When EPA leader Administrator Scott Pruitt issued a director that prohibited legitimate scientists from serving on the EPA’s advisory board, a red flag started flying within the scientific community. Why would Pruitt want to silence the scientists who received funding from the agency? Why would he want to weaken their stance in the environmental community? On Wednesday, scientists filed a lawsuit against Pruitt for “attempting to delegitimize science.”
The Union of Concerned Scientists, which is a nonprofit advocacy group, led the suit. Dr. Elizabeth “Lianne” Sheppard is a professor at the University of Washington School of Public Health and a member of the EPA Clean Air Scientific Advisory Committee. She argues that Pruitt’s “arbitrary” directive was “an attempt to delegitimize science” and cannot be allowed in the twenty-first century.
The lawsuit calls Pruitt’s direct “an attack on science itself, as it portrays legitimate, independent scientists ― who provide accurate, evidence-based information backed by verifiable, peer-reviewed research in order to inform environmental policy ― as just another interest group seeking to advance an agenda.”
Even Steve Bannon, Trump’s former top White House strategist agreed that Pruitt was put at the top of the EPA to destroy it from the inside.
Not only was Pruitt’s directive a tactic to delegitimized science, the suit argues that it violates the Federal Advisory Committee Act. This 1972 law requires that EPA commits be balanced in a fair way and “not be inappropriately influenced by the appointing authority or by any special interest.”
What Pruitt is doing will strip the EPA’s advisory committees of qualified scientists so that it can be filled with Republican pawns.
“I am committed to serving on federal advisory committees because I believe this is one of the most effective ways for me to use my scientific expertise to promote public health,” Dr. Sheppard said in a statement Wednesday. “This directive forces me to choose between my own work and my commitment to the public.”
Pruitt’s new directive puts scientists in a tight spot. If they want to receive grant money, they cannot be on the EPA boards. If they want to be on the EPA board, they cannot receive grant money.
Dr. Sheppard told Huffington Post that she was forced to refuse a $3 million grant that her university received from the EPA because she needed to stay on the advisory board.
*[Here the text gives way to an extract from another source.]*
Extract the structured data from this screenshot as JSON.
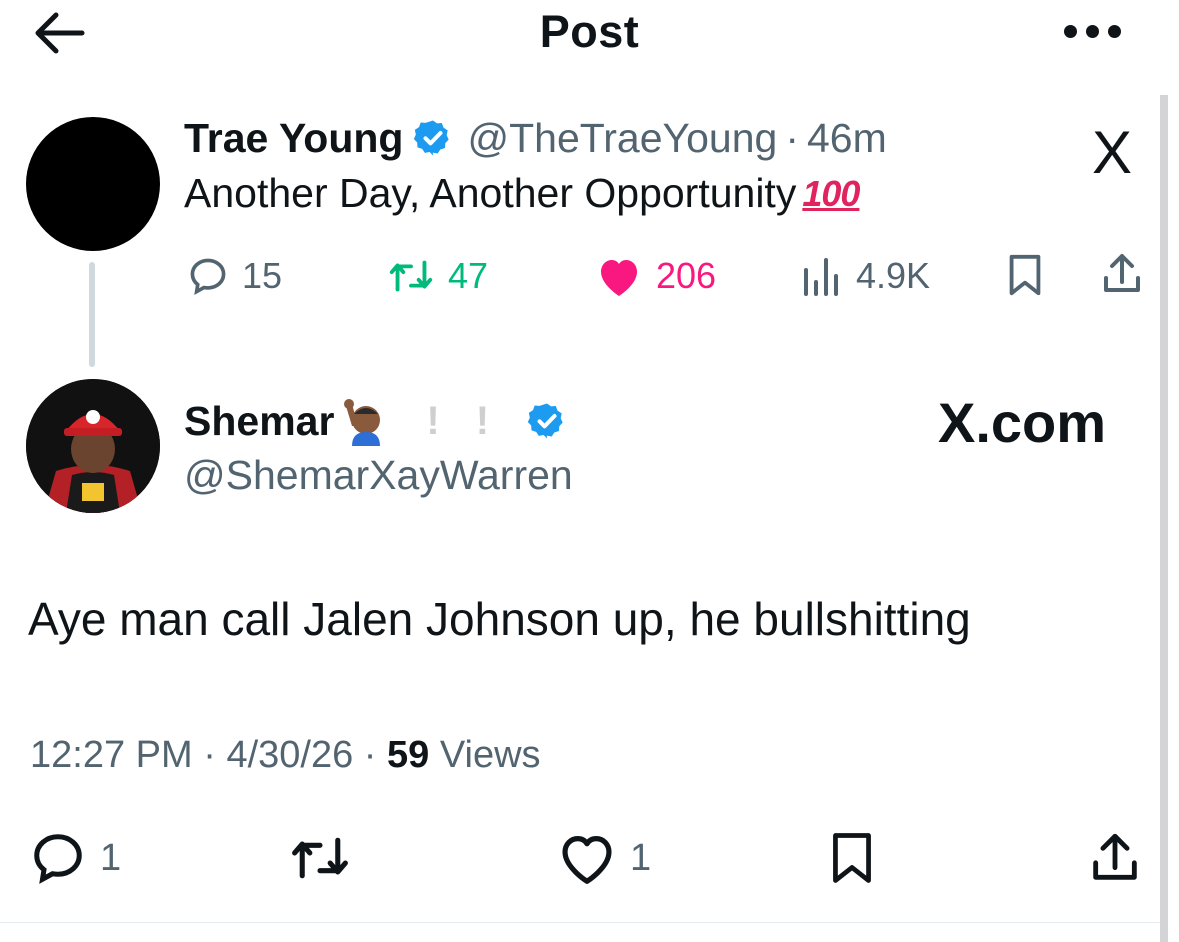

The funding was meant to further studies into how air pollution affects the cardiovascular system.
“I’ve been working on the study for over ten years,” Sheppard said. “So, yeah, I would like to continue to work on that study ― absolutely. … The EPA already has good processes in place to review and manage conflicts of interest, and I don’t think this directive contributes to that.”
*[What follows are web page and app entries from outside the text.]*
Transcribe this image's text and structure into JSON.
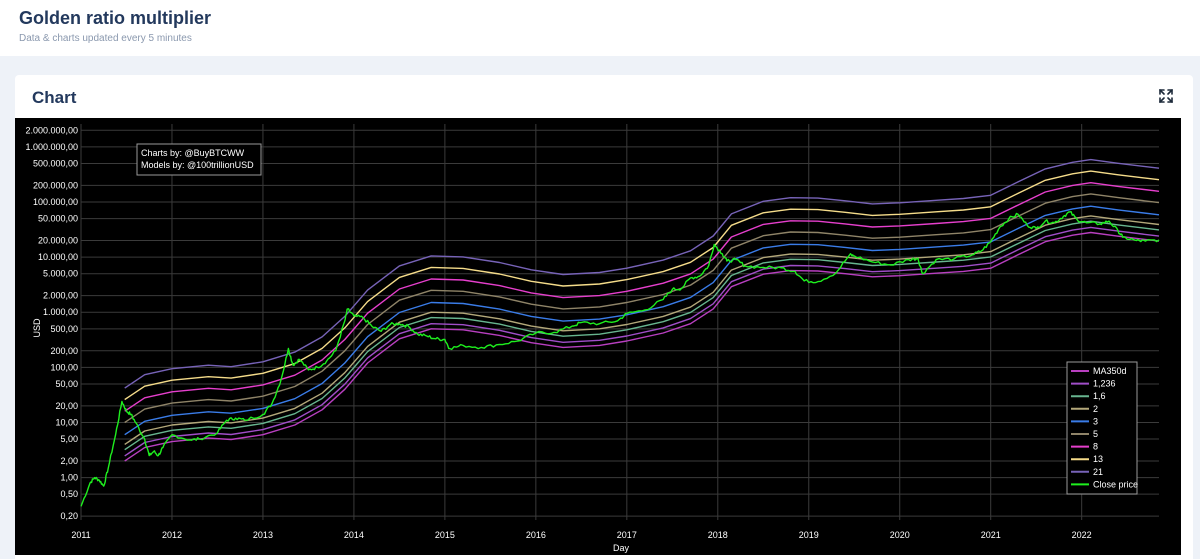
{
  "header": {
    "title": "Golden ratio multiplier",
    "subtitle": "Data & charts updated every 5 minutes"
  },
  "card": {
    "title": "Chart",
    "expand_icon": "expand-arrows-icon"
  },
  "chart_data": {
    "type": "line",
    "title": "",
    "xlabel": "Day",
    "ylabel": "USD",
    "yscale": "log",
    "ylim": [
      0.17,
      2600000
    ],
    "xlim": [
      2011.0,
      2022.85
    ],
    "grid": true,
    "background": "#000000",
    "legend_position": "bottom-right",
    "attribution": [
      "Charts by: @BuyBTCWW",
      "Models by: @100trillionUSD"
    ],
    "x_ticks": [
      {
        "value": 2011,
        "label": "2011"
      },
      {
        "value": 2012,
        "label": "2012"
      },
      {
        "value": 2013,
        "label": "2013"
      },
      {
        "value": 2014,
        "label": "2014"
      },
      {
        "value": 2015,
        "label": "2015"
      },
      {
        "value": 2016,
        "label": "2016"
      },
      {
        "value": 2017,
        "label": "2017"
      },
      {
        "value": 2018,
        "label": "2018"
      },
      {
        "value": 2019,
        "label": "2019"
      },
      {
        "value": 2020,
        "label": "2020"
      },
      {
        "value": 2021,
        "label": "2021"
      },
      {
        "value": 2022,
        "label": "2022"
      }
    ],
    "y_ticks": [
      {
        "value": 0.2,
        "label": "0,20"
      },
      {
        "value": 0.5,
        "label": "0,50"
      },
      {
        "value": 1,
        "label": "1,00"
      },
      {
        "value": 2,
        "label": "2,00"
      },
      {
        "value": 5,
        "label": "5,00"
      },
      {
        "value": 10,
        "label": "10,00"
      },
      {
        "value": 20,
        "label": "20,00"
      },
      {
        "value": 50,
        "label": "50,00"
      },
      {
        "value": 100,
        "label": "100,00"
      },
      {
        "value": 200,
        "label": "200,00"
      },
      {
        "value": 500,
        "label": "500,00"
      },
      {
        "value": 1000,
        "label": "1.000,00"
      },
      {
        "value": 2000,
        "label": "2.000,00"
      },
      {
        "value": 5000,
        "label": "5.000,00"
      },
      {
        "value": 10000,
        "label": "10.000,00"
      },
      {
        "value": 20000,
        "label": "20.000,00"
      },
      {
        "value": 50000,
        "label": "50.000,00"
      },
      {
        "value": 100000,
        "label": "100.000,00"
      },
      {
        "value": 200000,
        "label": "200.000,00"
      },
      {
        "value": 500000,
        "label": "500.000,00"
      },
      {
        "value": 1000000,
        "label": "1.000.000,00"
      },
      {
        "value": 2000000,
        "label": "2.000.000,00"
      }
    ],
    "ma350": {
      "x": [
        2011.48,
        2011.7,
        2012.0,
        2012.4,
        2012.65,
        2013.0,
        2013.35,
        2013.65,
        2013.9,
        2014.15,
        2014.5,
        2014.85,
        2015.2,
        2015.6,
        2015.95,
        2016.3,
        2016.7,
        2017.0,
        2017.4,
        2017.7,
        2017.95,
        2018.15,
        2018.5,
        2018.8,
        2019.1,
        2019.4,
        2019.7,
        2020.0,
        2020.4,
        2020.7,
        2021.0,
        2021.3,
        2021.6,
        2021.9,
        2022.1,
        2022.4,
        2022.85
      ],
      "values": [
        2.0,
        3.5,
        4.5,
        5.2,
        4.9,
        6.0,
        9.0,
        17.0,
        40.0,
        120.0,
        330.0,
        500.0,
        480.0,
        380.0,
        280.0,
        230.0,
        250.0,
        300.0,
        420.0,
        620.0,
        1150.0,
        2900.0,
        4900.0,
        5700.0,
        5600.0,
        5000.0,
        4400.0,
        4600.0,
        5100.0,
        5500.0,
        6300.0,
        11000.0,
        19000.0,
        25000.0,
        28000.0,
        24000.0,
        19500.0
      ]
    },
    "series": [
      {
        "name": "MA350d",
        "multiplier": 1,
        "color": "#b83fc0"
      },
      {
        "name": "1,236",
        "multiplier": 1.236,
        "color": "#a04ec8"
      },
      {
        "name": "1,6",
        "multiplier": 1.6,
        "color": "#67b58f"
      },
      {
        "name": "2",
        "multiplier": 2,
        "color": "#b3a87a"
      },
      {
        "name": "3",
        "multiplier": 3,
        "color": "#3a7ce8"
      },
      {
        "name": "5",
        "multiplier": 5,
        "color": "#8f8468"
      },
      {
        "name": "8",
        "multiplier": 8,
        "color": "#e63fcd"
      },
      {
        "name": "13",
        "multiplier": 13,
        "color": "#f5dc8a"
      },
      {
        "name": "21",
        "multiplier": 21,
        "color": "#7763b8"
      }
    ],
    "close_price": {
      "name": "Close price",
      "color": "#1eef1e",
      "x": [
        2011.0,
        2011.1,
        2011.15,
        2011.2,
        2011.25,
        2011.3,
        2011.38,
        2011.45,
        2011.5,
        2011.55,
        2011.6,
        2011.7,
        2011.75,
        2011.8,
        2011.85,
        2011.9,
        2012.0,
        2012.2,
        2012.3,
        2012.5,
        2012.6,
        2012.7,
        2012.8,
        2013.0,
        2013.1,
        2013.2,
        2013.28,
        2013.33,
        2013.4,
        2013.5,
        2013.6,
        2013.7,
        2013.8,
        2013.9,
        2013.93,
        2014.0,
        2014.1,
        2014.2,
        2014.3,
        2014.4,
        2014.5,
        2014.6,
        2014.7,
        2014.8,
        2014.9,
        2015.0,
        2015.05,
        2015.2,
        2015.4,
        2015.6,
        2015.8,
        2016.0,
        2016.2,
        2016.4,
        2016.5,
        2016.7,
        2016.9,
        2017.0,
        2017.2,
        2017.4,
        2017.5,
        2017.6,
        2017.7,
        2017.8,
        2017.9,
        2017.96,
        2018.05,
        2018.1,
        2018.2,
        2018.3,
        2018.5,
        2018.7,
        2018.85,
        2018.95,
        2019.1,
        2019.3,
        2019.45,
        2019.5,
        2019.7,
        2019.9,
        2020.1,
        2020.2,
        2020.25,
        2020.4,
        2020.6,
        2020.8,
        2020.9,
        2021.0,
        2021.1,
        2021.2,
        2021.3,
        2021.4,
        2021.5,
        2021.6,
        2021.7,
        2021.8,
        2021.87,
        2021.95,
        2022.05,
        2022.2,
        2022.3,
        2022.4,
        2022.45,
        2022.6,
        2022.7,
        2022.85
      ],
      "values": [
        0.3,
        0.8,
        1.0,
        0.9,
        0.7,
        1.5,
        6.0,
        24.0,
        16.0,
        14.0,
        10.0,
        5.0,
        2.5,
        3.0,
        2.5,
        3.5,
        6.0,
        4.8,
        5.0,
        6.5,
        11.0,
        12.0,
        11.0,
        14.0,
        22.0,
        60.0,
        220.0,
        110.0,
        140.0,
        90.0,
        100.0,
        130.0,
        200.0,
        700.0,
        1150.0,
        850.0,
        800.0,
        550.0,
        450.0,
        600.0,
        620.0,
        550.0,
        400.0,
        370.0,
        330.0,
        320.0,
        220.0,
        250.0,
        230.0,
        260.0,
        300.0,
        420.0,
        430.0,
        560.0,
        650.0,
        620.0,
        700.0,
        950.0,
        1100.0,
        1700.0,
        2600.0,
        2700.0,
        4200.0,
        4500.0,
        7000.0,
        17000.0,
        11500.0,
        8500.0,
        9000.0,
        6900.0,
        6500.0,
        6400.0,
        5500.0,
        3700.0,
        3600.0,
        5200.0,
        11000.0,
        10500.0,
        8200.0,
        7200.0,
        9000.0,
        9500.0,
        5000.0,
        9000.0,
        9300.0,
        11000.0,
        13000.0,
        19000.0,
        35000.0,
        50000.0,
        60000.0,
        38000.0,
        33000.0,
        45000.0,
        42000.0,
        55000.0,
        66000.0,
        48000.0,
        42000.0,
        40000.0,
        45000.0,
        30000.0,
        23000.0,
        20000.0,
        19500.0,
        20500.0
      ]
    }
  }
}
EPA funding and grants from other government institutions are vital to the success of scientists and scientific organization.
Pruitt argues his band will “strengthen member independence,” scientists see it as a way for the EPA to remove concerned scientists and fill advisory spots with industry-friendly representatives or people who would not hesitate to destroy the environment.